Gas prices rise to 10 to 20 cents a gallon due to the winter storms knocked out about a dozen refineries in Texas. According to experts, gas prices are expected to go up in the coming days. They said that “the national average price of gasoline may jump 10-20 cents per gallon from its current price of $2.54 per gallon over the next two weeks as millions of barrels of refining capacity have gone offline due to the extreme cold in the south”. Gasoline prices are in a sharp run-up since Halloween and possibly heralding a move toward $3 by summer as the pandemic eases. Onlinemedialive.com

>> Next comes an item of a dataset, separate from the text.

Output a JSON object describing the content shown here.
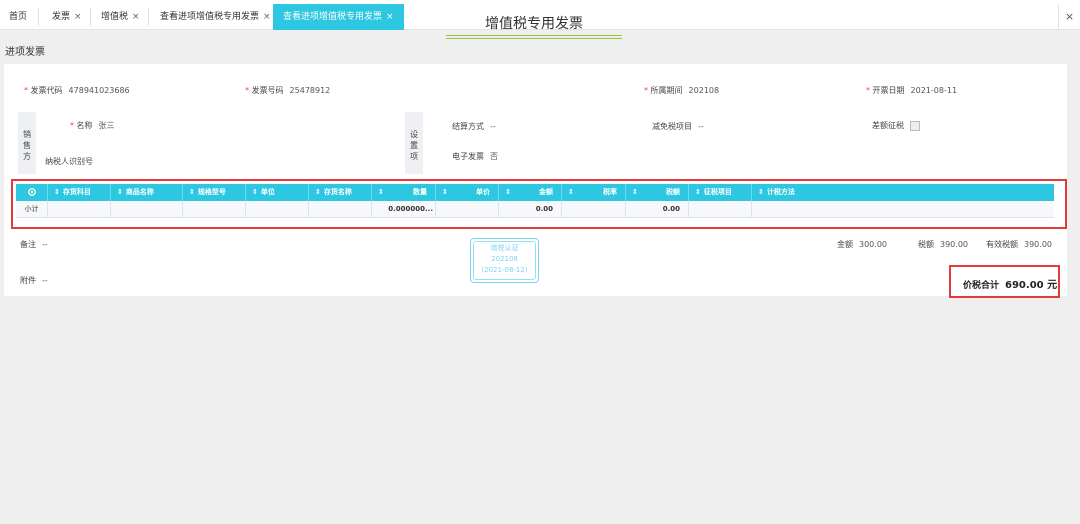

Experts Say That Gasoline Price Jump By 20 Cents Due To Extreme Cold
This rise in price shows some of the highest prices since 2019 and the highest seasonal prices in over five years. Around 11 refineries in Texas and one in Kansas have at least partially shut down due to the extremely cold weather and the refineries in the south aren’t used to those conditions. Experts say that “every day that these refineries are not operating the country is consuming more gasoline than it produces, swiftly impacting inventories”. Even though the price increase is expected, the spike will be similar to what occurred in August and September of 2017, when Hurricane Harvey shuttered coastal Texas refineries for days. But there is not expected to be a shortage of gas overall.
The refinery outages removed about 20% of the nation’s oil refining capacity
According to fuel-saving app GasBuddy and the Oil Price Information Service (OPIS), the refinery outages have removed 3.5 million to 4 million or about 20% of the nation’s oil refining capacity. Patrick DeHaan, head of petroleum analysis at GasBuddy says that refineries don’t work well in subfreezing temperatures. While wholesale gasoline prices have also edged up 10 to 14 cents a gallon and retail prices.
Pump prices for crude oil also jumped from $2.10 a gallon in late November. This makes a surge in crude oil prices in the wake of OEPC production cutbacks and anticipation of a spike in global demand by late spring as a COVID-19 vaccine becomes widely distributed. DeHaan also said that since late October, West Texas Intermediate, the US benchmark crude oil has climbed from about $35 a barrel to $61.
Experts expect higher prices at the pump but ask that people do their best to stay off the road right now and don’t rush to the pump. Reports show that Texas faced a temporary gas shortage after Hurricane Harvey because drivers raced to fill up half-empty tanks, creating an explosion of demand that outpaced supply rather than a natural shortage due to decreased production.